• _Data supplied_:
◇ ◇ ◇ ◇ ◇ ◇ ◇

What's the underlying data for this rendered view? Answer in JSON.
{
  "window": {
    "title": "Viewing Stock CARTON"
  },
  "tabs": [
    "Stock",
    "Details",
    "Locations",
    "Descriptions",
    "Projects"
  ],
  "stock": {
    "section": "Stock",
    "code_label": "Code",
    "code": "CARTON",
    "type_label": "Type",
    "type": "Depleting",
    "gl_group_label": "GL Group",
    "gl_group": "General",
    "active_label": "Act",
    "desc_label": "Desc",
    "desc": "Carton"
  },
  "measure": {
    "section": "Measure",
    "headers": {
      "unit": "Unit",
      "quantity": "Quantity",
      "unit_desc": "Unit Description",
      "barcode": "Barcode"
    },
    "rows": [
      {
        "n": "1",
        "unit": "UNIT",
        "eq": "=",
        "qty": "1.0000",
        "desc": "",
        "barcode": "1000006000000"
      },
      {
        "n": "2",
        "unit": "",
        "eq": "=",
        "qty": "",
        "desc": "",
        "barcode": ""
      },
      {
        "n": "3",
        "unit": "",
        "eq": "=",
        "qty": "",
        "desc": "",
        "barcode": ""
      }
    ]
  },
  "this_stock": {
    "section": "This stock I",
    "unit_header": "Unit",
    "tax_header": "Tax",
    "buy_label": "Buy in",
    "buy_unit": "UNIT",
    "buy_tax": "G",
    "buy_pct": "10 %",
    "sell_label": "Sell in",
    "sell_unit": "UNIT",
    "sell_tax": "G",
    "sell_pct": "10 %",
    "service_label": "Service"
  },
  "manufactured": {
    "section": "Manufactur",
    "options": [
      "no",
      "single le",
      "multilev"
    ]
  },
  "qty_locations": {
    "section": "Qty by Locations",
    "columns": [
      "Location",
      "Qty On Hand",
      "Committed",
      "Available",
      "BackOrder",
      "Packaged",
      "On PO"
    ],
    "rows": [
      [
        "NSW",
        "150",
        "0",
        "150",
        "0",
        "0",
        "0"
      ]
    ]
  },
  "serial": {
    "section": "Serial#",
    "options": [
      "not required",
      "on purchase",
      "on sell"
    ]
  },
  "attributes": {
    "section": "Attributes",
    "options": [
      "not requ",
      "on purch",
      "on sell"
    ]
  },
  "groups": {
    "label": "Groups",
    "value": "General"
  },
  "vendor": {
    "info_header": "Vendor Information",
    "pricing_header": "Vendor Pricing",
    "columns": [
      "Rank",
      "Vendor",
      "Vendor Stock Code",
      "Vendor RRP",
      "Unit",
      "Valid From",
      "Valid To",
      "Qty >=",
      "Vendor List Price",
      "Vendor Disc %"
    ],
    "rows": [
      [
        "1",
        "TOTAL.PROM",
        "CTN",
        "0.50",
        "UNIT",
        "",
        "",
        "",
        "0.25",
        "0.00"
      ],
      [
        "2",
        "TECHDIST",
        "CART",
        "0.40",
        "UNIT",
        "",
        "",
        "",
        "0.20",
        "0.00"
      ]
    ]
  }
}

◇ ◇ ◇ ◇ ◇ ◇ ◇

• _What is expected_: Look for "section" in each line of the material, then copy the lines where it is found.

• _Exercise response_:
    "section": "Stock",
    "section": "Measure",
    "section": "This stock I",
    "section": "Manufactur",
    "section": "Qty by Locations",
    "section": "Serial#",
    "section": "Attributes",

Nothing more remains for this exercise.